Based on the swift drop in Vietnam’s poverty rate from 20.7 percent to 13.5 percent between 2010 and 2014, it is clear that conditions in the nation are improving. However, issues such as ethnic discrimination, a lacking education system, deteriorating infrastructure and a weak domestic private sector in the economy threaten its growth and stand as remaining causes of poverty in Vietnam.
While statistics describing poverty throughout the Vietnamese population seem optimistic, they do not account for the fact that over half of the population among ethnic minorities continue to live below the poverty line of $2 a day. Individuals from ethnic minority backgrounds are continually isolated, geographically and socially. Their historically limited access to opportunities has created a cycle the country is working to break.

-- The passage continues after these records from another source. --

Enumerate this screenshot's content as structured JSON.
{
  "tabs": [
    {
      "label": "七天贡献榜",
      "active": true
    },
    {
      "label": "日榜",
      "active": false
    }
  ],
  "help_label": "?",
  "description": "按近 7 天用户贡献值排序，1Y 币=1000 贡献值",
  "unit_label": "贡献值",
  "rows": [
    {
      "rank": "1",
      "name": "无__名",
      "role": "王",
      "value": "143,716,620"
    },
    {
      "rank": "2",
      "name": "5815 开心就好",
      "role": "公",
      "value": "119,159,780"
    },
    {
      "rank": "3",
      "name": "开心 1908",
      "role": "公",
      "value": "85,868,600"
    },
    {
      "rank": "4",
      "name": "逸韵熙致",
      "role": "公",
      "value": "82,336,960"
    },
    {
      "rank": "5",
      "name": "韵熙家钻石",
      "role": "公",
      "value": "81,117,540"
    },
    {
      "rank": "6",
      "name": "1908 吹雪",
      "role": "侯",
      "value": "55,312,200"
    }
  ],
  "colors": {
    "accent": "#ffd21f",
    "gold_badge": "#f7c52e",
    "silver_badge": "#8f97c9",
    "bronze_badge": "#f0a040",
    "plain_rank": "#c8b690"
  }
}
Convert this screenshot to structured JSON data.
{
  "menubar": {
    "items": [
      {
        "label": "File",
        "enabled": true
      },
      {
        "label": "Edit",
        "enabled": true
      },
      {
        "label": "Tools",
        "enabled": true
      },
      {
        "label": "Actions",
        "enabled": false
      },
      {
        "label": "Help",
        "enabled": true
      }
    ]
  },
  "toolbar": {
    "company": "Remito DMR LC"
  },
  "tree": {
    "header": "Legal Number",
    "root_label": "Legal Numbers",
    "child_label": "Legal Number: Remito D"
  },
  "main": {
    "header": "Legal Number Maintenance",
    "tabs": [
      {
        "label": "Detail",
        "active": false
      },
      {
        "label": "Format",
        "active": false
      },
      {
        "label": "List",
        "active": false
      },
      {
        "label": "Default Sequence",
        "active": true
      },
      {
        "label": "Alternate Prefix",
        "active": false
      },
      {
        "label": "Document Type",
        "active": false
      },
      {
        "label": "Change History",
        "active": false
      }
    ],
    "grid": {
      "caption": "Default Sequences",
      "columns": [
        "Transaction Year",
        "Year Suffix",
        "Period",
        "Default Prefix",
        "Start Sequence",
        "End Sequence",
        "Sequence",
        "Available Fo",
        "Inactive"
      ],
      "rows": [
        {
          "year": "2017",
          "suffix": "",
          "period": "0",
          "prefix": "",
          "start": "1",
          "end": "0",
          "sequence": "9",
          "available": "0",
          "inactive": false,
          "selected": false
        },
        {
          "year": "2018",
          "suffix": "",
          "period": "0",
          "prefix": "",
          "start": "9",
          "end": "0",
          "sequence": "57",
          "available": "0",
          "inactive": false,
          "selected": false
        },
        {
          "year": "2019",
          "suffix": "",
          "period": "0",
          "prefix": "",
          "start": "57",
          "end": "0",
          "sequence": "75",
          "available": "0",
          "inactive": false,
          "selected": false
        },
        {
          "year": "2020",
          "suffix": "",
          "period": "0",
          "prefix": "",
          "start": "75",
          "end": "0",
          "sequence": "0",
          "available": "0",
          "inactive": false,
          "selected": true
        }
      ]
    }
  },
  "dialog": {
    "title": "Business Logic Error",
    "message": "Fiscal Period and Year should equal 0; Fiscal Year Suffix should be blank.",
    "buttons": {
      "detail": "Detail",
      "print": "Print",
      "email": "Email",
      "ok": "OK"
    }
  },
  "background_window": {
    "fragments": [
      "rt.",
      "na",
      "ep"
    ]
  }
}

To address these inequalities, the government of Vietnam instituted a ministry known as CEMA (the Committee for Ethnic Minority and Mountainous Area Affairs), and is working to increase education and social opportunities for this population.
With Vietnam having emerged as a lower middle income country in 2010, all eyes are turned to its economy. Historically, almost all of Vietnam’s production has been handled by its government, weakening its private sector. Even still, in 2016, it was ranked 98 out of 189 countries in the ease of doing business index. Experts from the World Bank argue that a richer domestic private sector could be the final push the country’s economy needs to eliminate poverty.
Failing infrastructure remains one of the large causes of poverty in Vietnam, and many other countries. Although immense efforts were made in the late nineties to bring electricity to its people, Vietnam’s infrastructure systems for energy, water, sanitation and telecommunication are far from where they need to be.
Without efficient and reliable infrastructure, the private sector cannot grow, as individuals are unable to reach the marketplace. Furthermore, until the water system and roadways improve, education cannot flourish, as students are unable to attend school.
The country’s SEDS (Socio-Economic Development Strategy) for 2016-2020 acknowledges the biased education system, struggling market institutions and stagnant infrastructure development as causes of poverty in Vietnam and articulates the need to accelerate progress. This acknowledgment is a clear step forward in the nation’s fight against poverty.
– Emily Trosclair